Required action - Down to the last line, reproduce the records exactly.

Data supplied -
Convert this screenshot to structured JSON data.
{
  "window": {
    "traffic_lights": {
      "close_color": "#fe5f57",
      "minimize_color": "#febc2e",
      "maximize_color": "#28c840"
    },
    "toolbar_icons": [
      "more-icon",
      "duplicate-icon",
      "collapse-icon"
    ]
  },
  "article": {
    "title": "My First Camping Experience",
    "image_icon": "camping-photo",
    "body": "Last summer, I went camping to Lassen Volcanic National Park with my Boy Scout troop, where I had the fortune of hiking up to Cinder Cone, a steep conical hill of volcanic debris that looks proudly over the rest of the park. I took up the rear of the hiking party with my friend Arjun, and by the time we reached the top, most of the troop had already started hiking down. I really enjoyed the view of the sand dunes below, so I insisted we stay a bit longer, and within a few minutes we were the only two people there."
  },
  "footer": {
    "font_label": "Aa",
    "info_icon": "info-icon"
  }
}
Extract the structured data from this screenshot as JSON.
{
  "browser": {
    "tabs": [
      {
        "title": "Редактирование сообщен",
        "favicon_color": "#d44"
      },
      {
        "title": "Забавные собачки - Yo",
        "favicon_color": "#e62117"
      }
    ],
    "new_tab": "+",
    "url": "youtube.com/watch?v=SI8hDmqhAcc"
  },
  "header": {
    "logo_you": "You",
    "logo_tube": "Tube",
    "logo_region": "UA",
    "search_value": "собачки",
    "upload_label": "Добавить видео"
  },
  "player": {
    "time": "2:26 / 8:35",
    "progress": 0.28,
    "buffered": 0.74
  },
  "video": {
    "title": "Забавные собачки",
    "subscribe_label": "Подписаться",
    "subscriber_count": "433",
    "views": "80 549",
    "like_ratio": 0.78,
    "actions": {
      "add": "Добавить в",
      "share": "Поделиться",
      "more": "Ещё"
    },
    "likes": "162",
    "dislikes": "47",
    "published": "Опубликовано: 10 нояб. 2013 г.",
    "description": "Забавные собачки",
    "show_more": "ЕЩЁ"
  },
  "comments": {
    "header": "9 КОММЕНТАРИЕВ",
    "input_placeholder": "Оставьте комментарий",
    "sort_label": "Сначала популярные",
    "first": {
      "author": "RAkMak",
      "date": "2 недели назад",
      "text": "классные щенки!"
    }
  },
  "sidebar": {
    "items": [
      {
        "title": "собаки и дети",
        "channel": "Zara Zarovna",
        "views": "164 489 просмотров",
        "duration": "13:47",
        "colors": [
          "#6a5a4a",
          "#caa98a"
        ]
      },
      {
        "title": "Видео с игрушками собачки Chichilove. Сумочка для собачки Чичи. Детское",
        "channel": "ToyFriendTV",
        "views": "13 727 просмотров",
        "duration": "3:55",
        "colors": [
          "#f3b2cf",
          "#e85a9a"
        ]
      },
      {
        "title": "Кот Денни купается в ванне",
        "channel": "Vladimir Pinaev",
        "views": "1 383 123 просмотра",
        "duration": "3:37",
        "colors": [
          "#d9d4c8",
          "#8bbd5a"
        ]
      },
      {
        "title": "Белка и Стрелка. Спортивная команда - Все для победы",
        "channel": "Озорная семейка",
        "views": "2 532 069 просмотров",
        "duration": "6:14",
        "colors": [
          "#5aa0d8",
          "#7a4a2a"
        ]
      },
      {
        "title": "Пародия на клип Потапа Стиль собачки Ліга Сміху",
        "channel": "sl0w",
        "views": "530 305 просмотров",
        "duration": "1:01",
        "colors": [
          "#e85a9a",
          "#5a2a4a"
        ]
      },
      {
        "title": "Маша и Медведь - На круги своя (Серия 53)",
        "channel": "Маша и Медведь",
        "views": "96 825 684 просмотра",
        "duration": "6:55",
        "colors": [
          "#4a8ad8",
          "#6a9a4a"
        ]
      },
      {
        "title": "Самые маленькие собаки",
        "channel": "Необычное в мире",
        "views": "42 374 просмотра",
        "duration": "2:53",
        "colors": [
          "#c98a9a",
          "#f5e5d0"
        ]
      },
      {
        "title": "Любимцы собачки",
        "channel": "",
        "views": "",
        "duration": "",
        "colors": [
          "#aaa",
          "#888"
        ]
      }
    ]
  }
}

Result below -
Convert this screenshot to structured JSON data.
{
  "window": {
    "traffic_lights": {
      "close_color": "#fe5f57",
      "minimize_color": "#febc2e",
      "maximize_color": "#28c840"
    },
    "toolbar_icons": [
      "more-icon",
      "duplicate-icon",
      "collapse-icon"
    ]
  },
  "article": {
    "title": "My First Camping Experience",
    "image_icon": "camping-photo",
    "body": "Last summer, I went camping to Lassen Volcanic National Park with my Boy Scout troop, where I had the fortune of hiking up to Cinder Cone, a steep conical hill of volcanic debris that looks proudly over the rest of the park. I took up the rear of the hiking party with my friend Arjun, and by the time we reached the top, most of the troop had already started hiking down. I really enjoyed the view of the sand dunes below, so I insisted we stay a bit longer, and within a few minutes we were the only two people there."
  },
  "footer": {
    "font_label": "Aa",
    "info_icon": "info-icon"
  }
}
Extract the structured data from this screenshot as JSON.
{
  "browser": {
    "tabs": [
      {
        "title": "Редактирование сообщен",
        "favicon_color": "#d44"
      },
      {
        "title": "Забавные собачки - Yo",
        "favicon_color": "#e62117"
      }
    ],
    "new_tab": "+",
    "url": "youtube.com/watch?v=SI8hDmqhAcc"
  },
  "header": {
    "logo_you": "You",
    "logo_tube": "Tube",
    "logo_region": "UA",
    "search_value": "собачки",
    "upload_label": "Добавить видео"
  },
  "player": {
    "time": "2:26 / 8:35",
    "progress": 0.28,
    "buffered": 0.74
  },
  "video": {
    "title": "Забавные собачки",
    "subscribe_label": "Подписаться",
    "subscriber_count": "433",
    "views": "80 549",
    "like_ratio": 0.78,
    "actions": {
      "add": "Добавить в",
      "share": "Поделиться",
      "more": "Ещё"
    },
    "likes": "162",
    "dislikes": "47",
    "published": "Опубликовано: 10 нояб. 2013 г.",
    "description": "Забавные собачки",
    "show_more": "ЕЩЁ"
  },
  "comments": {
    "header": "9 КОММЕНТАРИЕВ",
    "input_placeholder": "Оставьте комментарий",
    "sort_label": "Сначала популярные",
    "first": {
      "author": "RAkMak",
      "date": "2 недели назад",
      "text": "классные щенки!"
    }
  },
  "sidebar": {
    "items": [
      {
        "title": "собаки и дети",
        "channel": "Zara Zarovna",
        "views": "164 489 просмотров",
        "duration": "13:47",
        "colors": [
          "#6a5a4a",
          "#caa98a"
        ]
      },
      {
        "title": "Видео с игрушками собачки Chichilove. Сумочка для собачки Чичи. Детское",
        "channel": "ToyFriendTV",
        "views": "13 727 просмотров",
        "duration": "3:55",
        "colors": [
          "#f3b2cf",
          "#e85a9a"
        ]
      },
      {
        "title": "Кот Денни купается в ванне",
        "channel": "Vladimir Pinaev",
        "views": "1 383 123 просмотра",
        "duration": "3:37",
        "colors": [
          "#d9d4c8",
          "#8bbd5a"
        ]
      },
      {
        "title": "Белка и Стрелка. Спортивная команда - Все для победы",
        "channel": "Озорная семейка",
        "views": "2 532 069 просмотров",
        "duration": "6:14",
        "colors": [
          "#5aa0d8",
          "#7a4a2a"
        ]
      },
      {
        "title": "Пародия на клип Потапа Стиль собачки Ліга Сміху",
        "channel": "sl0w",
        "views": "530 305 просмотров",
        "duration": "1:01",
        "colors": [
          "#e85a9a",
          "#5a2a4a"
        ]
      },
      {
        "title": "Маша и Медведь - На круги своя (Серия 53)",
        "channel": "Маша и Медведь",
        "views": "96 825 684 просмотра",
        "duration": "6:55",
        "colors": [
          "#4a8ad8",
          "#6a9a4a"
        ]
      },
      {
        "title": "Самые маленькие собаки",
        "channel": "Необычное в мире",
        "views": "42 374 просмотра",
        "duration": "2:53",
        "colors": [
          "#c98a9a",
          "#f5e5d0"
        ]
      },
      {
        "title": "Любимцы собачки",
        "channel": "",
        "views": "",
        "duration": "",
        "colors": [
          "#aaa",
          "#888"
        ]
      }
    ]
  }
}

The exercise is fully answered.